The Pennsylvania Quakers would involved with many revolutionary projects over the years including the establishment of the first penitentiary, Eastern State Penitentiary (which still stands) which promoted the alternative of putting criminals into prolonged custody and giving them individual cells wherein to meditate upon their crimes and repent i.e. become penitents… as opposed to executing them or cutting off a hand for stealing food.


Christopher Marsh’s The Family of Love in English Society, 1550-1630 discusses the Familia Caritatis in detail.

“This book traces the history of the outlawed mystical fellowship, the ‘Family of Love’, in sixteenth- and seventeenth-century England. The Familists, devoted followers of a Messianic Dutch mystic named ‘H. N.’, were passionately denounced by many literate contemporaries, and an association with extremism, subversion and hypocrisy has endured. The author tracks the English Familists into their houses, fields and places of work. Although members of the Family were few in number and highly secretive, identification has proved possible in contexts ranging from the court of Elizabeth I to rural villages in Cambridgeshire. The author also examines the distinctive way of life which was developed by Family members within a wider society that, on the face of it, was hostile to religious dissenters: one surprising conclusion is that most English men and women seem to have possessed an impressive capacity to tolerate known ‘heretics’ in their midst.”

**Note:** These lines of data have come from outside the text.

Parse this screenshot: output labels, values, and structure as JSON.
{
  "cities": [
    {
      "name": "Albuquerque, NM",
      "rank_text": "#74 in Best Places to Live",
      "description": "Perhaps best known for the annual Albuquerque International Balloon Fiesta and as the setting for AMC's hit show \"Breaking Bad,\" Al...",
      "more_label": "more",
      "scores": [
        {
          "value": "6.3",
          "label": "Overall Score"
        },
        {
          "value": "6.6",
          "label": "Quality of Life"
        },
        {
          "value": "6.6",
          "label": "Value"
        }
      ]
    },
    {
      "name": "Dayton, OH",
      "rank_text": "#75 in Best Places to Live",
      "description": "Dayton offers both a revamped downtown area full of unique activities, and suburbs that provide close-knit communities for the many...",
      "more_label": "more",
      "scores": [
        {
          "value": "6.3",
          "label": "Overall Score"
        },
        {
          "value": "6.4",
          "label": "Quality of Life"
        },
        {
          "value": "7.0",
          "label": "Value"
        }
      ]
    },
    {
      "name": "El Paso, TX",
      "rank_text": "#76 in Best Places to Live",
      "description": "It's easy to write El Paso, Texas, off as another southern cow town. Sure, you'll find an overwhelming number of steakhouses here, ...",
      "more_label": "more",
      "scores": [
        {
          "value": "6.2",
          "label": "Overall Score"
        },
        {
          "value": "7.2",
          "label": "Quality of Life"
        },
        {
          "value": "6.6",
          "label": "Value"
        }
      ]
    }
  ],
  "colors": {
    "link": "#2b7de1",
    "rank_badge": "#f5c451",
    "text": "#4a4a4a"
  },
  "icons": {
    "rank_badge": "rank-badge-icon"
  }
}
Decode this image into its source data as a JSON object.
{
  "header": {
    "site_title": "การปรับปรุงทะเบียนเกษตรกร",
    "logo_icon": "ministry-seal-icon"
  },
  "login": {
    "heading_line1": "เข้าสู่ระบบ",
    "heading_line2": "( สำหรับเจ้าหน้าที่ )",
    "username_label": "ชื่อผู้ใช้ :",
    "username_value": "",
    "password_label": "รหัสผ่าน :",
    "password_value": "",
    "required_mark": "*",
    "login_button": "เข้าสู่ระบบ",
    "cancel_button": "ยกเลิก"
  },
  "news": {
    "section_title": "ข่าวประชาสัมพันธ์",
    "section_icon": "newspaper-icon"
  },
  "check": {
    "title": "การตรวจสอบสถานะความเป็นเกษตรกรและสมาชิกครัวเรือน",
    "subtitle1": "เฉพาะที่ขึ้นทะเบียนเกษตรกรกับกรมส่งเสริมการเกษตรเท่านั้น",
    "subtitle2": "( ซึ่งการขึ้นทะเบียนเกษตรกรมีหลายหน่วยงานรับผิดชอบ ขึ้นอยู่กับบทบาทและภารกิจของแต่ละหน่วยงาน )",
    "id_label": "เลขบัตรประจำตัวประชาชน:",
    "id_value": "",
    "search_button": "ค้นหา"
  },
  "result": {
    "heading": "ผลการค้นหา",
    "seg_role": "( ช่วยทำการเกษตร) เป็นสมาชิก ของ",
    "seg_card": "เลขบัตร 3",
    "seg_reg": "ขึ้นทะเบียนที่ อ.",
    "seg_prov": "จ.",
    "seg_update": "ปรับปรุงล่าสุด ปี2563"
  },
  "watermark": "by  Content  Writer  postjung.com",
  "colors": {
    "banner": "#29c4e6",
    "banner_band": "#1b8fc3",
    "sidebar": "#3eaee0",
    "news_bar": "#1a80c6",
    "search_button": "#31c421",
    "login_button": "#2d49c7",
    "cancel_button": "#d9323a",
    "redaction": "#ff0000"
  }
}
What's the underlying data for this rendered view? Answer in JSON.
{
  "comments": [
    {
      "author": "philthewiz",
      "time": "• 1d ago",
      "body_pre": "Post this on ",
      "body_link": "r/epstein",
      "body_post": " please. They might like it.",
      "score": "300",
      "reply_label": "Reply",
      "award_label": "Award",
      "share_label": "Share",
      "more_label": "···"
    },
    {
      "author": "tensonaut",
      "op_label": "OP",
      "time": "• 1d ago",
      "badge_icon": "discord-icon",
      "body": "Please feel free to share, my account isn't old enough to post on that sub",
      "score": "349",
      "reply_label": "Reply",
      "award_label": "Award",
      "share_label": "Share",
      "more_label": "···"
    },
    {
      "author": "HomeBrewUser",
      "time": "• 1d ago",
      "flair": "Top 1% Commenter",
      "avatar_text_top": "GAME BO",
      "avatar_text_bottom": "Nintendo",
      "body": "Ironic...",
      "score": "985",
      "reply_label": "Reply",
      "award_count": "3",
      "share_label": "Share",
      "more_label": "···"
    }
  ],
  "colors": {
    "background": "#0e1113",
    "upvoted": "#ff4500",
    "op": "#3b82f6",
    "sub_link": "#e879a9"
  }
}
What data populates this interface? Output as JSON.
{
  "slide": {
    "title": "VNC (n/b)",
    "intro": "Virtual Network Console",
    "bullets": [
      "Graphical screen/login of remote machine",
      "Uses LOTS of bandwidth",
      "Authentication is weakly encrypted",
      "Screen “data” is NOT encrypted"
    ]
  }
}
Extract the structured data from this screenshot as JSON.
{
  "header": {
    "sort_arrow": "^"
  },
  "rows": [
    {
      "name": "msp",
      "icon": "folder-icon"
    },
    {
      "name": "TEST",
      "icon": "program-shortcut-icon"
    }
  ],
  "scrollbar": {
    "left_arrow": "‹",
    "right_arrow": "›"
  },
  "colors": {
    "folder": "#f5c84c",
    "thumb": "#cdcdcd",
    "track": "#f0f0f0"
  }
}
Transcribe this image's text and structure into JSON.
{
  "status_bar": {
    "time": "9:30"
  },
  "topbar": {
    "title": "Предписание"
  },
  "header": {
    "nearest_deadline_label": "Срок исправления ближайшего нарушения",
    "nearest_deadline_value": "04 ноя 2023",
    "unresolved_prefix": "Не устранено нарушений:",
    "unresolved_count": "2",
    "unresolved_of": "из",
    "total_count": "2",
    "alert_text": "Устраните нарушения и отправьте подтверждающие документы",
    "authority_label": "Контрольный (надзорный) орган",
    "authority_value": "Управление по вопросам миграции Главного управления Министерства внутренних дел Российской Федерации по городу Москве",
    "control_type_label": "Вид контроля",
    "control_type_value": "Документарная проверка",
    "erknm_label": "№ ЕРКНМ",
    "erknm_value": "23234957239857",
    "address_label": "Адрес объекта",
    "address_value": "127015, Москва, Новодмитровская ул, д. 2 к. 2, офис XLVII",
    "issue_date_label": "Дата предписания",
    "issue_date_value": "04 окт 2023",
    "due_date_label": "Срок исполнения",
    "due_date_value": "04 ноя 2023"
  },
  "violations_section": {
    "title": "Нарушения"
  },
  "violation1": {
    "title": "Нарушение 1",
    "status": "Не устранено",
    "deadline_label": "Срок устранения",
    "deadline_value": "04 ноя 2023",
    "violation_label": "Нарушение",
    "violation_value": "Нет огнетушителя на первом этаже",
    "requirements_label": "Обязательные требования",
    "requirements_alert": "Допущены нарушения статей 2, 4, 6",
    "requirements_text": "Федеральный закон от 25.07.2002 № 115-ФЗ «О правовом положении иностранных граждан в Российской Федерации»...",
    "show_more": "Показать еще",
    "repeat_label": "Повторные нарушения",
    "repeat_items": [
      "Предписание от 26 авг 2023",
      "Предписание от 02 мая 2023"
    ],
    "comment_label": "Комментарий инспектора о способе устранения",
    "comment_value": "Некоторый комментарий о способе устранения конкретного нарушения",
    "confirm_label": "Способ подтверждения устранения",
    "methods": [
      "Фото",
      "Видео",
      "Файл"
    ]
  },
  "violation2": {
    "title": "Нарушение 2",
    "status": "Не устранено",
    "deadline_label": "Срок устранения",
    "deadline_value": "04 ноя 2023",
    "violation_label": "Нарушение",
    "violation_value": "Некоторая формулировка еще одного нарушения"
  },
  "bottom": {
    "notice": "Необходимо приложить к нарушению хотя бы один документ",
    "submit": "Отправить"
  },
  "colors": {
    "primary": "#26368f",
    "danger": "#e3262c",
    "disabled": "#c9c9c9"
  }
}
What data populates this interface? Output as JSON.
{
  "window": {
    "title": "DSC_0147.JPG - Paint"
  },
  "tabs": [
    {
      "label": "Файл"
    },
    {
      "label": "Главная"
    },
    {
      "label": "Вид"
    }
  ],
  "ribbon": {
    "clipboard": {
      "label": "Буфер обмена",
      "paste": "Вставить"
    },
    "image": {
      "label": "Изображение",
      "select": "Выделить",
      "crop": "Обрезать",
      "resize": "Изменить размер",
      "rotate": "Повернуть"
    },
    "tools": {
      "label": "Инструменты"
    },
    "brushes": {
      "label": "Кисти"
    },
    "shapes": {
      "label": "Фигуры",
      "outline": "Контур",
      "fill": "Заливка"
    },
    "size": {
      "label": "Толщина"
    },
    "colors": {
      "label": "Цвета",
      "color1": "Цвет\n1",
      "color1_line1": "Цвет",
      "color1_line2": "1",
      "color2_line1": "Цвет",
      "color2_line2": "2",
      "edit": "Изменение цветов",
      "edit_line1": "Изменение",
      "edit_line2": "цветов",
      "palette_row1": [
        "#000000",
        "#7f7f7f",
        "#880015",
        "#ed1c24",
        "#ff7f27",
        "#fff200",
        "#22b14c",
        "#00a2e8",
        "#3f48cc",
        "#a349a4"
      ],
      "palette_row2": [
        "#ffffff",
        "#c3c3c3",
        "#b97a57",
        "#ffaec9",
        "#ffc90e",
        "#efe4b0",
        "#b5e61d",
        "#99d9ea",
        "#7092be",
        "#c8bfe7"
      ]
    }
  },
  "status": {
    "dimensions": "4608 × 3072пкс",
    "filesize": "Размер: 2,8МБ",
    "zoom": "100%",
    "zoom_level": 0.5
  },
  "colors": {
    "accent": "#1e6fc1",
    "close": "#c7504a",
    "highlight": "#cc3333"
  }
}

Frater Lux Ad Mundi

Leave a Reply

Your email address will not be published. Required fields are marked *